-- Instructions for the task --
Print out the records precisely, keeping each line identical to its source.

-- Exercise data --
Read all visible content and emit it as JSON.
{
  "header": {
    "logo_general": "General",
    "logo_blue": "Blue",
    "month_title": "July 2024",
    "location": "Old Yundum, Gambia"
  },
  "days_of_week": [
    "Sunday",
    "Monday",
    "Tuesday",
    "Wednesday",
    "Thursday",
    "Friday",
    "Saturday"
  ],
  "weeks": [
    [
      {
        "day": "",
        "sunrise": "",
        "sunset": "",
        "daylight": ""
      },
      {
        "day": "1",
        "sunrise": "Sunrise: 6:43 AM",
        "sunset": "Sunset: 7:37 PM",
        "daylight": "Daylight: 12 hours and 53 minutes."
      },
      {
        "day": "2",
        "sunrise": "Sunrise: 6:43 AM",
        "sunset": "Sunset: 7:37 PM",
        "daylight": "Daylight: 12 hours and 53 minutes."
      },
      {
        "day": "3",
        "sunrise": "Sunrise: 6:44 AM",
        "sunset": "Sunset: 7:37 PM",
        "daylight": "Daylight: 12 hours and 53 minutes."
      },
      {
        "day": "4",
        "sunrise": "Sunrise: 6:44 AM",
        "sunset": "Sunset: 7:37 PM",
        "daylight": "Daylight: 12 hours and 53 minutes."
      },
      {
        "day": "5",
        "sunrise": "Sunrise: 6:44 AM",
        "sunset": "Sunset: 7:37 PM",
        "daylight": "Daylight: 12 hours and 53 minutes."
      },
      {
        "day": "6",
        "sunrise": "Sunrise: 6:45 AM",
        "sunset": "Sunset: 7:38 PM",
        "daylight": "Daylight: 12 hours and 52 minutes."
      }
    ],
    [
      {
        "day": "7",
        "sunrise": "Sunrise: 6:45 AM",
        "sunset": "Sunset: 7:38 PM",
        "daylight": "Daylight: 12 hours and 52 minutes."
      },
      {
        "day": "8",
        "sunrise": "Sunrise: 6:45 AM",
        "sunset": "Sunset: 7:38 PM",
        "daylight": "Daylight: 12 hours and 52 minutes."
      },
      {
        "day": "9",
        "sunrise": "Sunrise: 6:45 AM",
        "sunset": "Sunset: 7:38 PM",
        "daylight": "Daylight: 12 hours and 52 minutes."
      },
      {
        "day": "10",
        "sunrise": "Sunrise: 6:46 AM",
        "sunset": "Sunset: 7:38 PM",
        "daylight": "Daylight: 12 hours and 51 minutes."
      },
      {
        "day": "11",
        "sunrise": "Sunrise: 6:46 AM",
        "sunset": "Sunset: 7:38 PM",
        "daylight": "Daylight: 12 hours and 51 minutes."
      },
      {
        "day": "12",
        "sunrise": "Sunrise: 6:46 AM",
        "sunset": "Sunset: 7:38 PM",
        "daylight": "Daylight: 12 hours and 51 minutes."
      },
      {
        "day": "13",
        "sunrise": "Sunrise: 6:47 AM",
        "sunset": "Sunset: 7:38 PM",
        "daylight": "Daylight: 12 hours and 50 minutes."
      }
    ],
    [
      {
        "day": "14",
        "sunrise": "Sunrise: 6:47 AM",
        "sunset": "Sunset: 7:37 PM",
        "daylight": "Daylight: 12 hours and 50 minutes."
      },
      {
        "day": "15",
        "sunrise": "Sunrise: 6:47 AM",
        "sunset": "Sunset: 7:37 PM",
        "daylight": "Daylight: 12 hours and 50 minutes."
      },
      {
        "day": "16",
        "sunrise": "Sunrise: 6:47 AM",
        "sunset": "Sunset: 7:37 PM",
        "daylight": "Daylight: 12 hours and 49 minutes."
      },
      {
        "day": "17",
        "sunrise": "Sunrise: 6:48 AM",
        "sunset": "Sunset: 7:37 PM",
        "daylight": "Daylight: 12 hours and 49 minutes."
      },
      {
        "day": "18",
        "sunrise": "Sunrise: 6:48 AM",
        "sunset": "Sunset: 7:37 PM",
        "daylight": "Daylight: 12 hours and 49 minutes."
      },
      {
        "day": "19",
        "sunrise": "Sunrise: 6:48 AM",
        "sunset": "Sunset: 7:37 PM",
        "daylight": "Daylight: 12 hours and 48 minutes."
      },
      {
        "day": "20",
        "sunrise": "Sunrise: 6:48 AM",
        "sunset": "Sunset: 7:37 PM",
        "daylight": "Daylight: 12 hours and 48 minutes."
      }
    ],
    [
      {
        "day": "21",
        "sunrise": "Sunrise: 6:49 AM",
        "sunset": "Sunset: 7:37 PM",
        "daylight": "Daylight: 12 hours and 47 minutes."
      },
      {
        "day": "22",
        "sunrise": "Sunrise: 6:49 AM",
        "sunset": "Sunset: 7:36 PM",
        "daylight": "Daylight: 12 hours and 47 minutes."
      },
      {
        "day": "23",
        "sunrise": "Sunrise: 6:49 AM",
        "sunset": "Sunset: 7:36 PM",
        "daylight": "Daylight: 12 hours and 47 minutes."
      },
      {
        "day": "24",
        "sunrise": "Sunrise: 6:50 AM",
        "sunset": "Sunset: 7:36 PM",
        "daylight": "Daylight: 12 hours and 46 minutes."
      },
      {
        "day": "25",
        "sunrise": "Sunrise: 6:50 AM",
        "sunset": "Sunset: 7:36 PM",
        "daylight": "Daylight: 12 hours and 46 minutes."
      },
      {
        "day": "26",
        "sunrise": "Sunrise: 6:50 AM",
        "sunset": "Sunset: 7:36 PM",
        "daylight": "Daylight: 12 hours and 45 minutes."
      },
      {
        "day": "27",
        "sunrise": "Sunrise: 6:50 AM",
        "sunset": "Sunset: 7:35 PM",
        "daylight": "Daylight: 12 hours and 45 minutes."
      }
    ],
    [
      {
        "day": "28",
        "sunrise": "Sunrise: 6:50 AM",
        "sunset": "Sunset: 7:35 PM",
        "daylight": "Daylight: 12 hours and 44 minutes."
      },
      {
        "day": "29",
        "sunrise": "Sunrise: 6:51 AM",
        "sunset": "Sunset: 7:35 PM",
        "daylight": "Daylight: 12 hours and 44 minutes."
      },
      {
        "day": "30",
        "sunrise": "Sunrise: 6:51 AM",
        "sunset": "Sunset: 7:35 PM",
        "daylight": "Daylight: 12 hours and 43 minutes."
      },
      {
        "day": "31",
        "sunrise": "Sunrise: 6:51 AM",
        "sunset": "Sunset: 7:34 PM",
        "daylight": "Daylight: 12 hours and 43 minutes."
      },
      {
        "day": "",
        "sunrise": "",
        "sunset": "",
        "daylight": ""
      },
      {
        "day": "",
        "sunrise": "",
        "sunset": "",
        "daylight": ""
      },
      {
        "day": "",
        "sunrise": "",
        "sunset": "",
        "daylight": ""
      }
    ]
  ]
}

-- Solution to the exercise --
Read all visible content and emit it as JSON.
{
  "header": {
    "logo_general": "General",
    "logo_blue": "Blue",
    "month_title": "July 2024",
    "location": "Old Yundum, Gambia"
  },
  "days_of_week": [
    "Sunday",
    "Monday",
    "Tuesday",
    "Wednesday",
    "Thursday",
    "Friday",
    "Saturday"
  ],
  "weeks": [
    [
      {
        "day": "",
        "sunrise": "",
        "sunset": "",
        "daylight": ""
      },
      {
        "day": "1",
        "sunrise": "Sunrise: 6:43 AM",
        "sunset": "Sunset: 7:37 PM",
        "daylight": "Daylight: 12 hours and 53 minutes."
      },
      {
        "day": "2",
        "sunrise": "Sunrise: 6:43 AM",
        "sunset": "Sunset: 7:37 PM",
        "daylight": "Daylight: 12 hours and 53 minutes."
      },
      {
        "day": "3",
        "sunrise": "Sunrise: 6:44 AM",
        "sunset": "Sunset: 7:37 PM",
        "daylight": "Daylight: 12 hours and 53 minutes."
      },
      {
        "day": "4",
        "sunrise": "Sunrise: 6:44 AM",
        "sunset": "Sunset: 7:37 PM",
        "daylight": "Daylight: 12 hours and 53 minutes."
      },
      {
        "day": "5",
        "sunrise": "Sunrise: 6:44 AM",
        "sunset": "Sunset: 7:37 PM",
        "daylight": "Daylight: 12 hours and 53 minutes."
      },
      {
        "day": "6",
        "sunrise": "Sunrise: 6:45 AM",
        "sunset": "Sunset: 7:38 PM",
        "daylight": "Daylight: 12 hours and 52 minutes."
      }
    ],
    [
      {
        "day": "7",
        "sunrise": "Sunrise: 6:45 AM",
        "sunset": "Sunset: 7:38 PM",
        "daylight": "Daylight: 12 hours and 52 minutes."
      },
      {
        "day": "8",
        "sunrise": "Sunrise: 6:45 AM",
        "sunset": "Sunset: 7:38 PM",
        "daylight": "Daylight: 12 hours and 52 minutes."
      },
      {
        "day": "9",
        "sunrise": "Sunrise: 6:45 AM",
        "sunset": "Sunset: 7:38 PM",
        "daylight": "Daylight: 12 hours and 52 minutes."
      },
      {
        "day": "10",
        "sunrise": "Sunrise: 6:46 AM",
        "sunset": "Sunset: 7:38 PM",
        "daylight": "Daylight: 12 hours and 51 minutes."
      },
      {
        "day": "11",
        "sunrise": "Sunrise: 6:46 AM",
        "sunset": "Sunset: 7:38 PM",
        "daylight": "Daylight: 12 hours and 51 minutes."
      },
      {
        "day": "12",
        "sunrise": "Sunrise: 6:46 AM",
        "sunset": "Sunset: 7:38 PM",
        "daylight": "Daylight: 12 hours and 51 minutes."
      },
      {
        "day": "13",
        "sunrise": "Sunrise: 6:47 AM",
        "sunset": "Sunset: 7:38 PM",
        "daylight": "Daylight: 12 hours and 50 minutes."
      }
    ],
    [
      {
        "day": "14",
        "sunrise": "Sunrise: 6:47 AM",
        "sunset": "Sunset: 7:37 PM",
        "daylight": "Daylight: 12 hours and 50 minutes."
      },
      {
        "day": "15",
        "sunrise": "Sunrise: 6:47 AM",
        "sunset": "Sunset: 7:37 PM",
        "daylight": "Daylight: 12 hours and 50 minutes."
      },
      {
        "day": "16",
        "sunrise": "Sunrise: 6:47 AM",
        "sunset": "Sunset: 7:37 PM",
        "daylight": "Daylight: 12 hours and 49 minutes."
      },
      {
        "day": "17",
        "sunrise": "Sunrise: 6:48 AM",
        "sunset": "Sunset: 7:37 PM",
        "daylight": "Daylight: 12 hours and 49 minutes."
      },
      {
        "day": "18",
        "sunrise": "Sunrise: 6:48 AM",
        "sunset": "Sunset: 7:37 PM",
        "daylight": "Daylight: 12 hours and 49 minutes."
      },
      {
        "day": "19",
        "sunrise": "Sunrise: 6:48 AM",
        "sunset": "Sunset: 7:37 PM",
        "daylight": "Daylight: 12 hours and 48 minutes."
      },
      {
        "day": "20",
        "sunrise": "Sunrise: 6:48 AM",
        "sunset": "Sunset: 7:37 PM",
        "daylight": "Daylight: 12 hours and 48 minutes."
      }
    ],
    [
      {
        "day": "21",
        "sunrise": "Sunrise: 6:49 AM",
        "sunset": "Sunset: 7:37 PM",
        "daylight": "Daylight: 12 hours and 47 minutes."
      },
      {
        "day": "22",
        "sunrise": "Sunrise: 6:49 AM",
        "sunset": "Sunset: 7:36 PM",
        "daylight": "Daylight: 12 hours and 47 minutes."
      },
      {
        "day": "23",
        "sunrise": "Sunrise: 6:49 AM",
        "sunset": "Sunset: 7:36 PM",
        "daylight": "Daylight: 12 hours and 47 minutes."
      },
      {
        "day": "24",
        "sunrise": "Sunrise: 6:50 AM",
        "sunset": "Sunset: 7:36 PM",
        "daylight": "Daylight: 12 hours and 46 minutes."
      },
      {
        "day": "25",
        "sunrise": "Sunrise: 6:50 AM",
        "sunset": "Sunset: 7:36 PM",
        "daylight": "Daylight: 12 hours and 46 minutes."
      },
      {
        "day": "26",
        "sunrise": "Sunrise: 6:50 AM",
        "sunset": "Sunset: 7:36 PM",
        "daylight": "Daylight: 12 hours and 45 minutes."
      },
      {
        "day": "27",
        "sunrise": "Sunrise: 6:50 AM",
        "sunset": "Sunset: 7:35 PM",
        "daylight": "Daylight: 12 hours and 45 minutes."
      }
    ],
    [
      {
        "day": "28",
        "sunrise": "Sunrise: 6:50 AM",
        "sunset": "Sunset: 7:35 PM",
        "daylight": "Daylight: 12 hours and 44 minutes."
      },
      {
        "day": "29",
        "sunrise": "Sunrise: 6:51 AM",
        "sunset": "Sunset: 7:35 PM",
        "daylight": "Daylight: 12 hours and 44 minutes."
      },
      {
        "day": "30",
        "sunrise": "Sunrise: 6:51 AM",
        "sunset": "Sunset: 7:35 PM",
        "daylight": "Daylight: 12 hours and 43 minutes."
      },
      {
        "day": "31",
        "sunrise": "Sunrise: 6:51 AM",
        "sunset": "Sunset: 7:34 PM",
        "daylight": "Daylight: 12 hours and 43 minutes."
      },
      {
        "day": "",
        "sunrise": "",
        "sunset": "",
        "daylight": ""
      },
      {
        "day": "",
        "sunrise": "",
        "sunset": "",
        "daylight": ""
      },
      {
        "day": "",
        "sunrise": "",
        "sunset": "",
        "daylight": ""
      }
    ]
  ]
}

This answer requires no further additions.